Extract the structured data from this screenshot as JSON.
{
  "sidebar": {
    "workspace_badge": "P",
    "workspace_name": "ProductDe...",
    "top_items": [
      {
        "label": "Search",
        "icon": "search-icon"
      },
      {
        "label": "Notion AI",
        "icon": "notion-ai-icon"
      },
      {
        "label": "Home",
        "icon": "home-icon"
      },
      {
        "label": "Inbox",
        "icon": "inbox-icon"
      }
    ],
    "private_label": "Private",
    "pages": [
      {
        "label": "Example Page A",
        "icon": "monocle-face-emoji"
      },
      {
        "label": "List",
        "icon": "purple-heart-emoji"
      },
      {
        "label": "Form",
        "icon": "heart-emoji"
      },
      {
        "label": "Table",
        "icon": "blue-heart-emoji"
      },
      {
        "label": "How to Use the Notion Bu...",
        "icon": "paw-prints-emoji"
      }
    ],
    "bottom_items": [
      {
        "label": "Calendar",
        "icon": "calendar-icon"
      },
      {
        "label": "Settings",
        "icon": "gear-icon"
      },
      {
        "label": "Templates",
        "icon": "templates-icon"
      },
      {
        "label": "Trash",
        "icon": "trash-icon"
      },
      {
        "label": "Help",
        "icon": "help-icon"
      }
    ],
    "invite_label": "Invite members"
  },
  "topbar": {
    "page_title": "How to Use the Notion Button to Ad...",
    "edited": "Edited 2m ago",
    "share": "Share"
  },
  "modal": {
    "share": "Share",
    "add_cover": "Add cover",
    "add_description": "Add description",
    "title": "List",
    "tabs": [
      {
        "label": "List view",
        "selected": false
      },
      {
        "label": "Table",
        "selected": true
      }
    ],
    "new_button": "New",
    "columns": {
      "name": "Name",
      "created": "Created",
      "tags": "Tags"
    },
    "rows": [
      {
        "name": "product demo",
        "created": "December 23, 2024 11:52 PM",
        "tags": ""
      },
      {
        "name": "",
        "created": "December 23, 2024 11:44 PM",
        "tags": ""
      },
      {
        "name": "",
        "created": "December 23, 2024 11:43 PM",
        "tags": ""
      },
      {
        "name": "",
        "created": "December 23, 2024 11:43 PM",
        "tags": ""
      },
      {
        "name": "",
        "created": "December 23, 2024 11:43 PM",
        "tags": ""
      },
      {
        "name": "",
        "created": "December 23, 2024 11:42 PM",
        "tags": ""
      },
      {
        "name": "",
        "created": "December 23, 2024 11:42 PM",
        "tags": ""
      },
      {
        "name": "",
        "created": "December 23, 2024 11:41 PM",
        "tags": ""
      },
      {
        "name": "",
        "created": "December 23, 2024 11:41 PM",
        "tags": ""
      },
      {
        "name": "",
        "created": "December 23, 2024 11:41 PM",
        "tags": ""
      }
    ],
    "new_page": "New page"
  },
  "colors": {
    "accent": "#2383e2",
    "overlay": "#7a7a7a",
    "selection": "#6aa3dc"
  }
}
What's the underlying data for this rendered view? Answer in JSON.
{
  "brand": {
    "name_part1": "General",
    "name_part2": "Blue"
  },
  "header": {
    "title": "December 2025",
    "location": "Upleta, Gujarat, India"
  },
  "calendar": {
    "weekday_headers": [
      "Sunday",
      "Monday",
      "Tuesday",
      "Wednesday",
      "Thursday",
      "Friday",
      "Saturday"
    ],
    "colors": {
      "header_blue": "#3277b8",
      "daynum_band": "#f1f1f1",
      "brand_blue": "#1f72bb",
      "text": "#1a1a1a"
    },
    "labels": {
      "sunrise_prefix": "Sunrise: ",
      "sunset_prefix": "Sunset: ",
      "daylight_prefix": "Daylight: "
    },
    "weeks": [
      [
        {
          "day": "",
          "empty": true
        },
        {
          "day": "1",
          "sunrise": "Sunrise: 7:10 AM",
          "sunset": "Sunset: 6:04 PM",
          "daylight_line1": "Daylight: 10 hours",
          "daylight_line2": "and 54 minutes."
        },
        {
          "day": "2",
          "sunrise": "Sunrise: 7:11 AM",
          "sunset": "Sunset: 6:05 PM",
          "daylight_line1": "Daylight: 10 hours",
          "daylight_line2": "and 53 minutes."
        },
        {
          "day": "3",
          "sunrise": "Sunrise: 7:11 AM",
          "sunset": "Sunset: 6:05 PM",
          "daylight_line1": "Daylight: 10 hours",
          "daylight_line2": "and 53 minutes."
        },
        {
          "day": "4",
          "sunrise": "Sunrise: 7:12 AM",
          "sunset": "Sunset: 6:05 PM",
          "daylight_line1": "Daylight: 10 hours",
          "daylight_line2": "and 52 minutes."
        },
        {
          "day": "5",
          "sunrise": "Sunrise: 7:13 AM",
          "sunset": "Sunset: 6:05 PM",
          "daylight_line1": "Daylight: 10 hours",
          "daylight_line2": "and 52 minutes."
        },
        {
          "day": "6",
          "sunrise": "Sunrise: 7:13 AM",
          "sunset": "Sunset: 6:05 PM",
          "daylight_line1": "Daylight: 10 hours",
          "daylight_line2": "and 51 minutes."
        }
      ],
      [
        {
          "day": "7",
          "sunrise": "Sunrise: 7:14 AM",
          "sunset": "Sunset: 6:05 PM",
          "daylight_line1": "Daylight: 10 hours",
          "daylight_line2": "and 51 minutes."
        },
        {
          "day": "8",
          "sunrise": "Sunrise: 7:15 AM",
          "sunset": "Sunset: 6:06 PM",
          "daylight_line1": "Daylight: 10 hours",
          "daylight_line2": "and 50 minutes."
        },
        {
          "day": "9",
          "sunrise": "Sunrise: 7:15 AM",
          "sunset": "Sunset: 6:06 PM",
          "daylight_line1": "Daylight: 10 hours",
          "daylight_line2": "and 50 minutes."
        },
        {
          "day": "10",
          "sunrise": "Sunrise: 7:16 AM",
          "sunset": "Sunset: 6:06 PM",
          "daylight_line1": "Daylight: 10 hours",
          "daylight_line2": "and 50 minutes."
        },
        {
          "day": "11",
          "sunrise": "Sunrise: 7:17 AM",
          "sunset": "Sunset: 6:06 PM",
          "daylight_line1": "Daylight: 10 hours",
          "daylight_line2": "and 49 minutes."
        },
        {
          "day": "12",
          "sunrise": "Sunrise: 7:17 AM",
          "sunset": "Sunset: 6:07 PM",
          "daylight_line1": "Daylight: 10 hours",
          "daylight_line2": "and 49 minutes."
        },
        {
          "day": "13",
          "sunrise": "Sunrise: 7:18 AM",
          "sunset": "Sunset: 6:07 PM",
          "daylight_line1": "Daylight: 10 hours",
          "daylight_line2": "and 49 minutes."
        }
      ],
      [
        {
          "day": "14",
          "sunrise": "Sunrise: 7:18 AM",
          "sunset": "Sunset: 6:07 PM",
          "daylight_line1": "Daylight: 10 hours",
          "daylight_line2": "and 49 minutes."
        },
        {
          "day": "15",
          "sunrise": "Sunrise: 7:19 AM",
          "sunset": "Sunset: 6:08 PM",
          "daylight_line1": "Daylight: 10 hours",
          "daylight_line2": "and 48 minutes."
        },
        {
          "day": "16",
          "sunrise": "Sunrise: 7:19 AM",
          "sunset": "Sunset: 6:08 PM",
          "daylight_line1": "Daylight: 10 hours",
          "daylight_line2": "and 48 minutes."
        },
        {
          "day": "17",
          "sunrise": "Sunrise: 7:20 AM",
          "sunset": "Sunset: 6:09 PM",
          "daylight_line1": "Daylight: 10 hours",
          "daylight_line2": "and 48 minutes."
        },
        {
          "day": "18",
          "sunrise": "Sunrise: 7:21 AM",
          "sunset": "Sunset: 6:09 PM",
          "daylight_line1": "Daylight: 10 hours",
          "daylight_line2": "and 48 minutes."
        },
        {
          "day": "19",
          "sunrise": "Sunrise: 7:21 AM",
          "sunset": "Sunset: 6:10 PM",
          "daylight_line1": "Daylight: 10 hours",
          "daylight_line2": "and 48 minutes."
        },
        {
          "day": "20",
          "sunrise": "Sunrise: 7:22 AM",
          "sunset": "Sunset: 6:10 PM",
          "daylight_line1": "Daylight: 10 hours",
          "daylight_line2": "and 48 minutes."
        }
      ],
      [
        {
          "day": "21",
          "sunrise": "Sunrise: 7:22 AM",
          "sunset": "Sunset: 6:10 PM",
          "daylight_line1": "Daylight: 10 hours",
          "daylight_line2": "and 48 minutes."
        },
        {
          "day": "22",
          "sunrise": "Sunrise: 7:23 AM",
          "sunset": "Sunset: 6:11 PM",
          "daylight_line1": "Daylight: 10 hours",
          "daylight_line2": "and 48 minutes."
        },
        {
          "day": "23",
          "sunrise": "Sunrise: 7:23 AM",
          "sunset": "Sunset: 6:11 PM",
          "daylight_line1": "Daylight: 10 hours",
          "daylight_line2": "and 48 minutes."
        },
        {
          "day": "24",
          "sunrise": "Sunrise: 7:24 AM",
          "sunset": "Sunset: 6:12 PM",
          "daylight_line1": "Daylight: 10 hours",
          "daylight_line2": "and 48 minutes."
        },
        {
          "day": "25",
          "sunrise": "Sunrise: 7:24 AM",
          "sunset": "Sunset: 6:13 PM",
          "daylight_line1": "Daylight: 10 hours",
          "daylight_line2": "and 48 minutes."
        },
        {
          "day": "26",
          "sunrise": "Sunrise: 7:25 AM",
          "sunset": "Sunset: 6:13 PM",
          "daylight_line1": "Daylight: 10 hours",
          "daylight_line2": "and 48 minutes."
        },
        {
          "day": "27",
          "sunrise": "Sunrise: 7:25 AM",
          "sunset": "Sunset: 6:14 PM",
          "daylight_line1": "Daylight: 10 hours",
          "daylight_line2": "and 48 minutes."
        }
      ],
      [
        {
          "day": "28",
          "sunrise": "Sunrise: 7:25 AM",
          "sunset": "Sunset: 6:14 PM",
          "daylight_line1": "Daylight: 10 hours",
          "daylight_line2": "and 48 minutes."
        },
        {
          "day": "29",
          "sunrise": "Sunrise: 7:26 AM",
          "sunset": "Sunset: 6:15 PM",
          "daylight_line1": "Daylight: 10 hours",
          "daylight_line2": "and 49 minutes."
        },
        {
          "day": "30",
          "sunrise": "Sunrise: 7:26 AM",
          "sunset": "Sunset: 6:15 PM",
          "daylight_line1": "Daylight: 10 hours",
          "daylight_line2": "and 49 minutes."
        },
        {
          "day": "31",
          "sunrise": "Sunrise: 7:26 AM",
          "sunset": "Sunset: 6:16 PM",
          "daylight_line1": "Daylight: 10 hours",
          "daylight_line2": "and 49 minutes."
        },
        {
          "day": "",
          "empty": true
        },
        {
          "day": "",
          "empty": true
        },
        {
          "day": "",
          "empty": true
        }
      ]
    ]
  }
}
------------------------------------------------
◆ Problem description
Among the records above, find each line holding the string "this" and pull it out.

◆ Answer section
Extract the structured data from this screenshot as JSON.
What's the underlying data for this rendered view? Answer in JSON.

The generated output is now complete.